### Work item
Read the data, and whenever a line holds the word "value", report that line.

(Website and app data records)
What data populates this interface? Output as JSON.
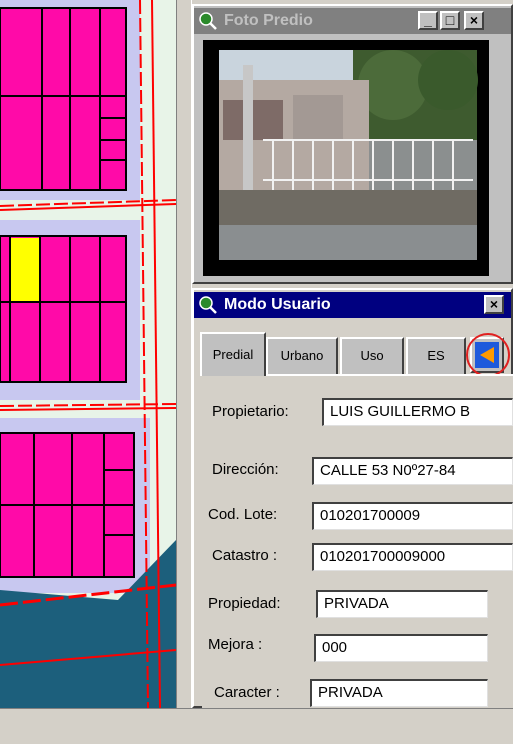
{
  "photo_window": {
    "title": "Foto Predio",
    "minimize_label": "_",
    "maximize_label": "□",
    "close_label": "×"
  },
  "user_window": {
    "title": "Modo Usuario",
    "close_label": "×",
    "tabs": [
      {
        "label": "Predial",
        "active": true
      },
      {
        "label": "Urbano",
        "active": false
      },
      {
        "label": "Uso",
        "active": false
      },
      {
        "label": "ES",
        "active": false
      }
    ],
    "fields": {
      "propietario": {
        "label": "Propietario:",
        "value": "LUIS GUILLERMO B"
      },
      "direccion": {
        "label": "Dirección:",
        "value": "CALLE 53  N0º27-84"
      },
      "cod_lote": {
        "label": "Cod. Lote:",
        "value": "010201700009"
      },
      "catastro": {
        "label": "Catastro  :",
        "value": "010201700009000"
      },
      "propiedad": {
        "label": "Propiedad:",
        "value": "PRIVADA"
      },
      "mejora": {
        "label": "Mejora     :",
        "value": "000"
      },
      "caracter": {
        "label": "Caracter :",
        "value": "PRIVADA"
      }
    }
  },
  "map": {
    "parcel_color": "#ff0aa8",
    "selected_parcel_color": "#ffff00",
    "road_color": "#ff0000",
    "water_color": "#1c5f7c",
    "background_color": "#e8f4e8"
  },
  "icons": {
    "window_icon": "globe-magnifier-icon",
    "nav_button_icon": "triangle-left-icon"
  }
}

### Exercise answer
        "value": "LUIS GUILLERMO B"
        "value": "CALLE 53  N0º27-84"
        "value": "010201700009"
        "value": "010201700009000"
        "value": "PRIVADA"
        "value": "000"
        "value": "PRIVADA"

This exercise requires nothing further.